TASK DESCRIPTION: Please write out all the data that follows exactly, without the pictures.

THE RECORDS:
---
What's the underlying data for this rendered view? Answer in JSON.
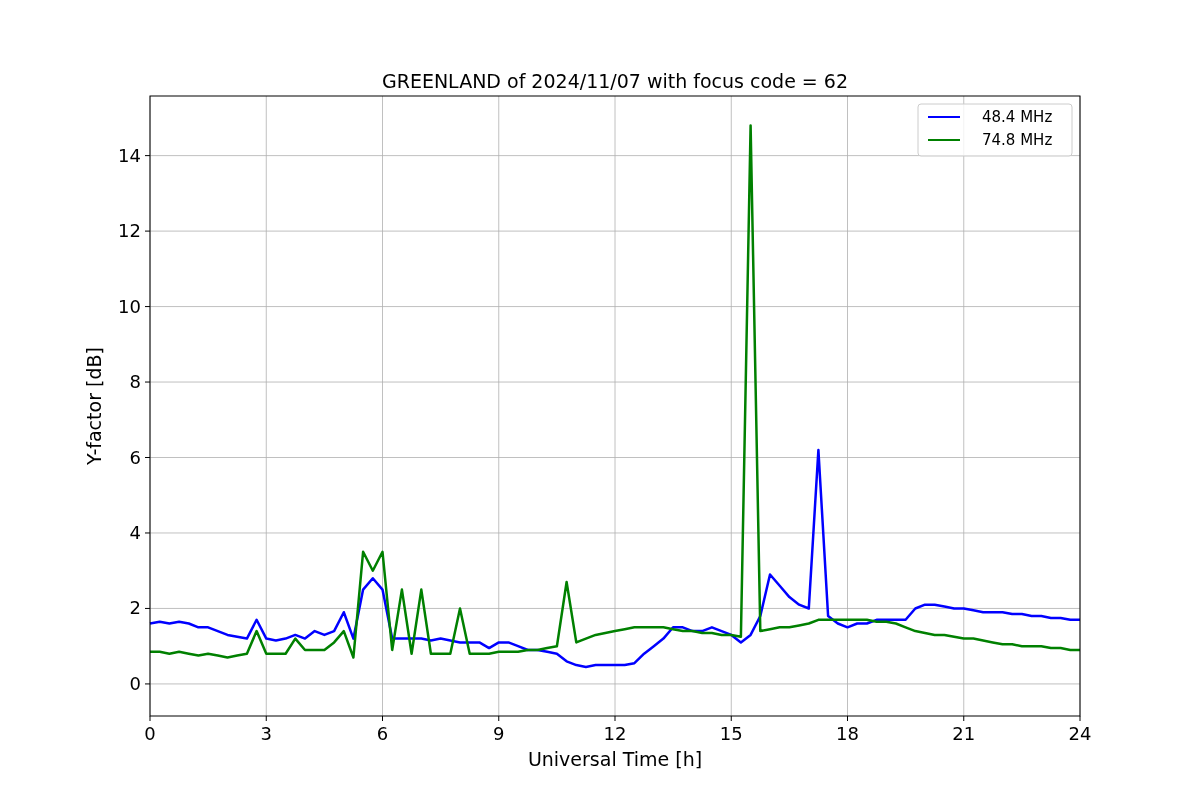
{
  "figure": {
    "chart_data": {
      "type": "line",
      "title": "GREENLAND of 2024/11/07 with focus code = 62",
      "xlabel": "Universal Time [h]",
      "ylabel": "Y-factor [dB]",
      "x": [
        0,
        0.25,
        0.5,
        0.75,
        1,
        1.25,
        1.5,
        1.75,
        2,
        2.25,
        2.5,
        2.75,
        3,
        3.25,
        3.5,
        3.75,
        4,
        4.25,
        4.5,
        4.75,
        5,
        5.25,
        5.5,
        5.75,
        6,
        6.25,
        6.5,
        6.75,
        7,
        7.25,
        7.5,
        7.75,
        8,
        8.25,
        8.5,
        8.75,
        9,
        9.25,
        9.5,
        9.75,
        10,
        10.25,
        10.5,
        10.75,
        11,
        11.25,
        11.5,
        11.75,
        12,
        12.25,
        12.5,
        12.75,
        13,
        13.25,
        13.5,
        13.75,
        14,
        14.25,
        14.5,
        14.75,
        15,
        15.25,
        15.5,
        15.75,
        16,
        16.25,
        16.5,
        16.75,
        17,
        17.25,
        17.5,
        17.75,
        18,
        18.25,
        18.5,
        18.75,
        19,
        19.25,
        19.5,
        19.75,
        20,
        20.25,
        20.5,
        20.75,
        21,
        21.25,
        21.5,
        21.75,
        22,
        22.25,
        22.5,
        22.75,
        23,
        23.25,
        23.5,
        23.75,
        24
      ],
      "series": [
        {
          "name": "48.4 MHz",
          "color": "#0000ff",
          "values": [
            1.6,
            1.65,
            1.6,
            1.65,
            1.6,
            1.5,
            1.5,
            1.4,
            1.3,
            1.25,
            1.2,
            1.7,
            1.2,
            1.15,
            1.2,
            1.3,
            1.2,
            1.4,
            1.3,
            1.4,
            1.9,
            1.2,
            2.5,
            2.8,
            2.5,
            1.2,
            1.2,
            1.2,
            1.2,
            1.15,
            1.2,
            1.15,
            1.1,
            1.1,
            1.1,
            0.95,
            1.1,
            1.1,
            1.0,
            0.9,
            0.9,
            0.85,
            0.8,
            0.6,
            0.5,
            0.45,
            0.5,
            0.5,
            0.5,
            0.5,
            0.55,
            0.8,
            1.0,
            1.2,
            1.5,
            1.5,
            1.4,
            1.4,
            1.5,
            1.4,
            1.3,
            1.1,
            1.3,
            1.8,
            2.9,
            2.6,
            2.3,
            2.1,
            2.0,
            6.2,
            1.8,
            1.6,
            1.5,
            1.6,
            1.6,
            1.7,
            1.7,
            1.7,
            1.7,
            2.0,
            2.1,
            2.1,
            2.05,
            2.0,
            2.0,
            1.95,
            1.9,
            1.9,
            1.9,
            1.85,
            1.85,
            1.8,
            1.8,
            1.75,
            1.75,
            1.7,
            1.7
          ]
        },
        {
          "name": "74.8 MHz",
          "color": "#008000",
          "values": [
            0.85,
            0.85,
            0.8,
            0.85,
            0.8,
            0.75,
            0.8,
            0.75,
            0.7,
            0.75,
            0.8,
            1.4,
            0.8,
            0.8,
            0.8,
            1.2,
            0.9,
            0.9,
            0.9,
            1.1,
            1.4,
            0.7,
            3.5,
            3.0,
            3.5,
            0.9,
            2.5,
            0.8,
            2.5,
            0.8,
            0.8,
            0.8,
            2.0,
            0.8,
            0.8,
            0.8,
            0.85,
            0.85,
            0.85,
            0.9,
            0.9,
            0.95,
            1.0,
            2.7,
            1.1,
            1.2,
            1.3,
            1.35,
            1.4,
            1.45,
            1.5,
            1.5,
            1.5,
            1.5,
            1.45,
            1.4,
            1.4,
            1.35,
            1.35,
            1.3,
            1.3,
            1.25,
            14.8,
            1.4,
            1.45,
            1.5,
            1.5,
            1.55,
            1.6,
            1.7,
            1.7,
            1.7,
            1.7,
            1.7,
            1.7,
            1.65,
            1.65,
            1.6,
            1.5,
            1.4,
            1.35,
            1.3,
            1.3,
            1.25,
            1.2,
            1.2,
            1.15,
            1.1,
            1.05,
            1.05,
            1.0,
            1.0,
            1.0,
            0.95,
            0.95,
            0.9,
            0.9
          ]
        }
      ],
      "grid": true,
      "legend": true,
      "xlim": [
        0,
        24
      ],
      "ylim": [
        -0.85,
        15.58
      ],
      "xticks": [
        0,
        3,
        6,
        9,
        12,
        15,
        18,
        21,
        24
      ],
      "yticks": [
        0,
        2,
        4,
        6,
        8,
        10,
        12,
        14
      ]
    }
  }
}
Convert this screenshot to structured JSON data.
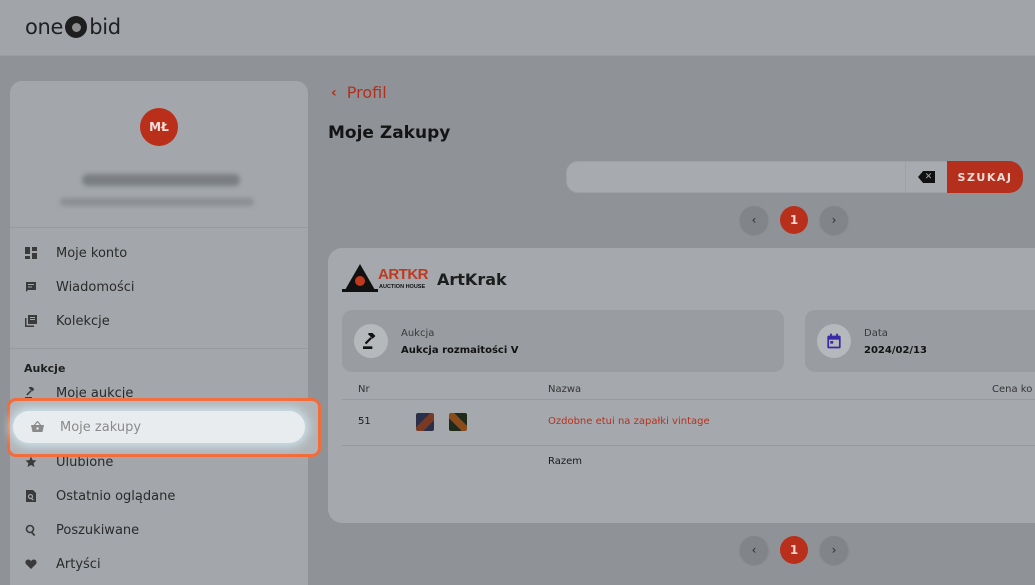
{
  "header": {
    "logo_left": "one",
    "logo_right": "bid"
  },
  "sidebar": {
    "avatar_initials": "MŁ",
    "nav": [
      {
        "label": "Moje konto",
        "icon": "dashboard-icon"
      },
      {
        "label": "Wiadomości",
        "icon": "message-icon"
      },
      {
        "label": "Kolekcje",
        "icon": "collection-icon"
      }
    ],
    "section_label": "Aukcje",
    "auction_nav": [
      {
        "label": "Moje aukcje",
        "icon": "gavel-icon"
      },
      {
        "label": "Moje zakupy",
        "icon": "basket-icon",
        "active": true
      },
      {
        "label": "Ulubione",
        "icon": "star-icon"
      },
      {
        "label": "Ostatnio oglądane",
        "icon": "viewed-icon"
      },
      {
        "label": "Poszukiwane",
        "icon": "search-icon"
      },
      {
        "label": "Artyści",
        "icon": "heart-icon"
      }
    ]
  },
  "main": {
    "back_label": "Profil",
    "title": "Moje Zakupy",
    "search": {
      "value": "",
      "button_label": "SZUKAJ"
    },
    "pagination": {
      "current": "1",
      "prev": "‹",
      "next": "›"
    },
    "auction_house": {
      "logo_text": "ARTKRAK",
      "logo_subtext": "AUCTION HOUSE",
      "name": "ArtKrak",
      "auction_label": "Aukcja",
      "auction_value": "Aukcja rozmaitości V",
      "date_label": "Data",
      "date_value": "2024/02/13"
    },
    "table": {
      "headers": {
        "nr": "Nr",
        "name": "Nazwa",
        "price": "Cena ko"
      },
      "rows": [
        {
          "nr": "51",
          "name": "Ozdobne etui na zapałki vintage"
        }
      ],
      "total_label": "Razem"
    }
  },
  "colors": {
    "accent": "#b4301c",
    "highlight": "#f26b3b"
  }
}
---
FINISHED TASK:
What's the underlying data for this rendered view? Answer in JSON.
{
  "figure": {
    "chart_data": {
      "type": "line",
      "title": "GREENLAND of 2024/11/07 with focus code = 62",
      "xlabel": "Universal Time [h]",
      "ylabel": "Y-factor [dB]",
      "x": [
        0,
        0.25,
        0.5,
        0.75,
        1,
        1.25,
        1.5,
        1.75,
        2,
        2.25,
        2.5,
        2.75,
        3,
        3.25,
        3.5,
        3.75,
        4,
        4.25,
        4.5,
        4.75,
        5,
        5.25,
        5.5,
        5.75,
        6,
        6.25,
        6.5,
        6.75,
        7,
        7.25,
        7.5,
        7.75,
        8,
        8.25,
        8.5,
        8.75,
        9,
        9.25,
        9.5,
        9.75,
        10,
        10.25,
        10.5,
        10.75,
        11,
        11.25,
        11.5,
        11.75,
        12,
        12.25,
        12.5,
        12.75,
        13,
        13.25,
        13.5,
        13.75,
        14,
        14.25,
        14.5,
        14.75,
        15,
        15.25,
        15.5,
        15.75,
        16,
        16.25,
        16.5,
        16.75,
        17,
        17.25,
        17.5,
        17.75,
        18,
        18.25,
        18.5,
        18.75,
        19,
        19.25,
        19.5,
        19.75,
        20,
        20.25,
        20.5,
        20.75,
        21,
        21.25,
        21.5,
        21.75,
        22,
        22.25,
        22.5,
        22.75,
        23,
        23.25,
        23.5,
        23.75,
        24
      ],
      "series": [
        {
          "name": "48.4 MHz",
          "color": "#0000ff",
          "values": [
            1.6,
            1.65,
            1.6,
            1.65,
            1.6,
            1.5,
            1.5,
            1.4,
            1.3,
            1.25,
            1.2,
            1.7,
            1.2,
            1.15,
            1.2,
            1.3,
            1.2,
            1.4,
            1.3,
            1.4,
            1.9,
            1.2,
            2.5,
            2.8,
            2.5,
            1.2,
            1.2,
            1.2,
            1.2,
            1.15,
            1.2,
            1.15,
            1.1,
            1.1,
            1.1,
            0.95,
            1.1,
            1.1,
            1.0,
            0.9,
            0.9,
            0.85,
            0.8,
            0.6,
            0.5,
            0.45,
            0.5,
            0.5,
            0.5,
            0.5,
            0.55,
            0.8,
            1.0,
            1.2,
            1.5,
            1.5,
            1.4,
            1.4,
            1.5,
            1.4,
            1.3,
            1.1,
            1.3,
            1.8,
            2.9,
            2.6,
            2.3,
            2.1,
            2.0,
            6.2,
            1.8,
            1.6,
            1.5,
            1.6,
            1.6,
            1.7,
            1.7,
            1.7,
            1.7,
            2.0,
            2.1,
            2.1,
            2.05,
            2.0,
            2.0,
            1.95,
            1.9,
            1.9,
            1.9,
            1.85,
            1.85,
            1.8,
            1.8,
            1.75,
            1.75,
            1.7,
            1.7
          ]
        },
        {
          "name": "74.8 MHz",
          "color": "#008000",
          "values": [
            0.85,
            0.85,
            0.8,
            0.85,
            0.8,
            0.75,
            0.8,
            0.75,
            0.7,
            0.75,
            0.8,
            1.4,
            0.8,
            0.8,
            0.8,
            1.2,
            0.9,
            0.9,
            0.9,
            1.1,
            1.4,
            0.7,
            3.5,
            3.0,
            3.5,
            0.9,
            2.5,
            0.8,
            2.5,
            0.8,
            0.8,
            0.8,
            2.0,
            0.8,
            0.8,
            0.8,
            0.85,
            0.85,
            0.85,
            0.9,
            0.9,
            0.95,
            1.0,
            2.7,
            1.1,
            1.2,
            1.3,
            1.35,
            1.4,
            1.45,
            1.5,
            1.5,
            1.5,
            1.5,
            1.45,
            1.4,
            1.4,
            1.35,
            1.35,
            1.3,
            1.3,
            1.25,
            14.8,
            1.4,
            1.45,
            1.5,
            1.5,
            1.55,
            1.6,
            1.7,
            1.7,
            1.7,
            1.7,
            1.7,
            1.7,
            1.65,
            1.65,
            1.6,
            1.5,
            1.4,
            1.35,
            1.3,
            1.3,
            1.25,
            1.2,
            1.2,
            1.15,
            1.1,
            1.05,
            1.05,
            1.0,
            1.0,
            1.0,
            0.95,
            0.95,
            0.9,
            0.9
          ]
        }
      ],
      "grid": true,
      "legend": true,
      "xlim": [
        0,
        24
      ],
      "ylim": [
        -0.85,
        15.58
      ],
      "xticks": [
        0,
        3,
        6,
        9,
        12,
        15,
        18,
        21,
        24
      ],
      "yticks": [
        0,
        2,
        4,
        6,
        8,
        10,
        12,
        14
      ]
    }
  }
}
Convert this screenshot to structured JSON data.
{
  "header": {
    "logo_left": "one",
    "logo_right": "bid"
  },
  "sidebar": {
    "avatar_initials": "MŁ",
    "nav": [
      {
        "label": "Moje konto",
        "icon": "dashboard-icon"
      },
      {
        "label": "Wiadomości",
        "icon": "message-icon"
      },
      {
        "label": "Kolekcje",
        "icon": "collection-icon"
      }
    ],
    "section_label": "Aukcje",
    "auction_nav": [
      {
        "label": "Moje aukcje",
        "icon": "gavel-icon"
      },
      {
        "label": "Moje zakupy",
        "icon": "basket-icon",
        "active": true
      },
      {
        "label": "Ulubione",
        "icon": "star-icon"
      },
      {
        "label": "Ostatnio oglądane",
        "icon": "viewed-icon"
      },
      {
        "label": "Poszukiwane",
        "icon": "search-icon"
      },
      {
        "label": "Artyści",
        "icon": "heart-icon"
      }
    ]
  },
  "main": {
    "back_label": "Profil",
    "title": "Moje Zakupy",
    "search": {
      "value": "",
      "button_label": "SZUKAJ"
    },
    "pagination": {
      "current": "1",
      "prev": "‹",
      "next": "›"
    },
    "auction_house": {
      "logo_text": "ARTKRAK",
      "logo_subtext": "AUCTION HOUSE",
      "name": "ArtKrak",
      "auction_label": "Aukcja",
      "auction_value": "Aukcja rozmaitości V",
      "date_label": "Data",
      "date_value": "2024/02/13"
    },
    "table": {
      "headers": {
        "nr": "Nr",
        "name": "Nazwa",
        "price": "Cena ko"
      },
      "rows": [
        {
          "nr": "51",
          "name": "Ozdobne etui na zapałki vintage"
        }
      ],
      "total_label": "Razem"
    }
  },
  "colors": {
    "accent": "#b4301c",
    "highlight": "#f26b3b"
  }
}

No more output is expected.